We’re also now required to explicitly tell you that we’re using cookies for some features of the site, and you’ll see pop-ups that inform you of this fact appear in the next few days. Once selected, they should go away.
If you have any concerns, you can get in touch with the team by emailing support AT zooniverse.org.
This post, from Chris Lintott, is one of three marking the end of this phase of the Galaxy Zoo : Supernova project. You can hear from project lead Mark Sullivan here and machine learning expert and statistician Joey Richards here.
Today’s a bittersweet day for us, as the Galaxy Zoo : Supernova project moves off into (perhaps temporary) retirement. You can read about the reasons for this change over on the Galaxy Zoo blog, but the short answer is that the team have used the thousands of classifications submitted by volunteers to train a machine that can now outperform the humans. Time to wheel out this graphic again, last posted when we started looking at teaching machines with Galaxy Zoo data.
That’s all very well, but what of those of us who enjoyed the thrill of hunting for supernovae? I think there are two reasons to believe that the supernova project or something very like it will be back someday soon. Firstly, the machine learning solution is now very good at finding supernovae in images from just one search, the Palomar Transient Factory. I suspect other surveys, with their own quirks, may require a training set as large as that used for PTF. I suspect we’ll see a pattern developing in which the early months or years of a survey require volunteer classification, before relaxing until the next challenge comes along. We’re hoping to test this idea sometime soon.
The second way in which I think human classification will return is more subtle – we need to make friends, and collaborate with, the robots themselves. At the minute, for mostly practical reasons, we see this as a choice between the two, but the Zooniverse team and more than a few friends have started building a more sophisticated system which combines the two approaches.
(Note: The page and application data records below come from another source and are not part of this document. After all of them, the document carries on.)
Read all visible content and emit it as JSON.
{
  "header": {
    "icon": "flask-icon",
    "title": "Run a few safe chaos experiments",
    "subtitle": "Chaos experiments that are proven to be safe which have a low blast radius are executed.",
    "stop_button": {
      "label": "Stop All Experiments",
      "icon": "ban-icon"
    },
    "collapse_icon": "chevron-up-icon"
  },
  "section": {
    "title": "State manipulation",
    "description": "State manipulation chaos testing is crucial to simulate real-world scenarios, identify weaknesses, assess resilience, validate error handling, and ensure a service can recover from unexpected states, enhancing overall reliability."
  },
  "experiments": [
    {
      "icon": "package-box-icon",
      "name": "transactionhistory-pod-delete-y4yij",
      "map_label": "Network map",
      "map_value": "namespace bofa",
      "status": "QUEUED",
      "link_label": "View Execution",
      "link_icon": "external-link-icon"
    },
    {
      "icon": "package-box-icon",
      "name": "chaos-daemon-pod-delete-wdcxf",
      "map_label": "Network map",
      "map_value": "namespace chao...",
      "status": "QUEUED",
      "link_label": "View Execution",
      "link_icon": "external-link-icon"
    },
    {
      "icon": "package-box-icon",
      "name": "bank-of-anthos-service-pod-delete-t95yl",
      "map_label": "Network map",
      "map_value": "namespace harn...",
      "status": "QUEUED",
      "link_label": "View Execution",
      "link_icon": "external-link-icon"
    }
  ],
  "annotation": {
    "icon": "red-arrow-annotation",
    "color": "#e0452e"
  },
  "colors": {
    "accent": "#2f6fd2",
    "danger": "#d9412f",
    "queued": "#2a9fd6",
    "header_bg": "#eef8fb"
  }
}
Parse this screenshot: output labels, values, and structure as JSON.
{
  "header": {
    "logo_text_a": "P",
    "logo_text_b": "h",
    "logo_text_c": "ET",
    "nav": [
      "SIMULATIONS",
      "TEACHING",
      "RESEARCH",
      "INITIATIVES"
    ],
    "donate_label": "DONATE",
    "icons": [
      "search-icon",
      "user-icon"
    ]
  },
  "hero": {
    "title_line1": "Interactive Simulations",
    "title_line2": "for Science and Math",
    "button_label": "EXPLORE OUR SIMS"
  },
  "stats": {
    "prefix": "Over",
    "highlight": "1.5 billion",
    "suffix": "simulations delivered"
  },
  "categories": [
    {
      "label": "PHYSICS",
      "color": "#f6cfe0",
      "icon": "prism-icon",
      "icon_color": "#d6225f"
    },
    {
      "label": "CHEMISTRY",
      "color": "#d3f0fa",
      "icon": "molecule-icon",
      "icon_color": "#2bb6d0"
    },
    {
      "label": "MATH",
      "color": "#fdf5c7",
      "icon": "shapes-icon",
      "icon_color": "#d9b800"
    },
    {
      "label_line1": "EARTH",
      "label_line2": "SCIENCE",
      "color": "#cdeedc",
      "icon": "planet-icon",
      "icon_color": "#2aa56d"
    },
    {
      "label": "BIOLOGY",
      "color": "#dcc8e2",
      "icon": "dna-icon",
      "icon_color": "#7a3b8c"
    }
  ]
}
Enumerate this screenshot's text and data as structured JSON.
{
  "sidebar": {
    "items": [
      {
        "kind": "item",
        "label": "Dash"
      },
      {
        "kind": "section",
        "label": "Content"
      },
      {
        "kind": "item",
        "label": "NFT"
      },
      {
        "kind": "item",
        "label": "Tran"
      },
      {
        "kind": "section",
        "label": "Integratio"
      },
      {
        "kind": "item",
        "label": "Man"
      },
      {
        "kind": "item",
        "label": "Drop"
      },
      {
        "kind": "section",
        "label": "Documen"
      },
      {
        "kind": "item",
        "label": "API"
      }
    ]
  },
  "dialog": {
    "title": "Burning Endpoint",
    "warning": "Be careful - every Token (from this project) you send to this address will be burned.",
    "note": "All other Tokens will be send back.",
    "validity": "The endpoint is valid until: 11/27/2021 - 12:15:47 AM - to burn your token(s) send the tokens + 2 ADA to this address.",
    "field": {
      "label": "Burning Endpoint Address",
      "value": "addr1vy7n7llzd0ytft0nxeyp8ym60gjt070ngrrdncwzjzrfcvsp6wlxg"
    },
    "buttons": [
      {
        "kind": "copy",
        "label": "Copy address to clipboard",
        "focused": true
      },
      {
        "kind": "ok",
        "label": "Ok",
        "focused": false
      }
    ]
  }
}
One piece of that system is already in place, and owes a lot to the supernova project. Edwin Simpson and colleagues from Oxford’s Robotics Research Group and the Zooniverse have built a mathematical model that’s capable of combining results from many different classifiers, measuring their performance and deciding who to listen to, and when. It was developed and tested using the supernova project data and has also been running live and keeping track of what’s happening. This should lead to an improvement in classification accuracy, but there’s more. The same sort of method could be used to combine human and machine classification, and we’re beginning to work on a system that can make decisions about when it’s worth asking humans for help. That allows us the best of both worlds – we’ll get to take advantage of machines for routine tasks, but allow them to call for our help when they get stuck. The result should be a more interesting project to participate in, a greater scientific return and the certainty that we’re not wasting your time. That all sounds pretty good to me.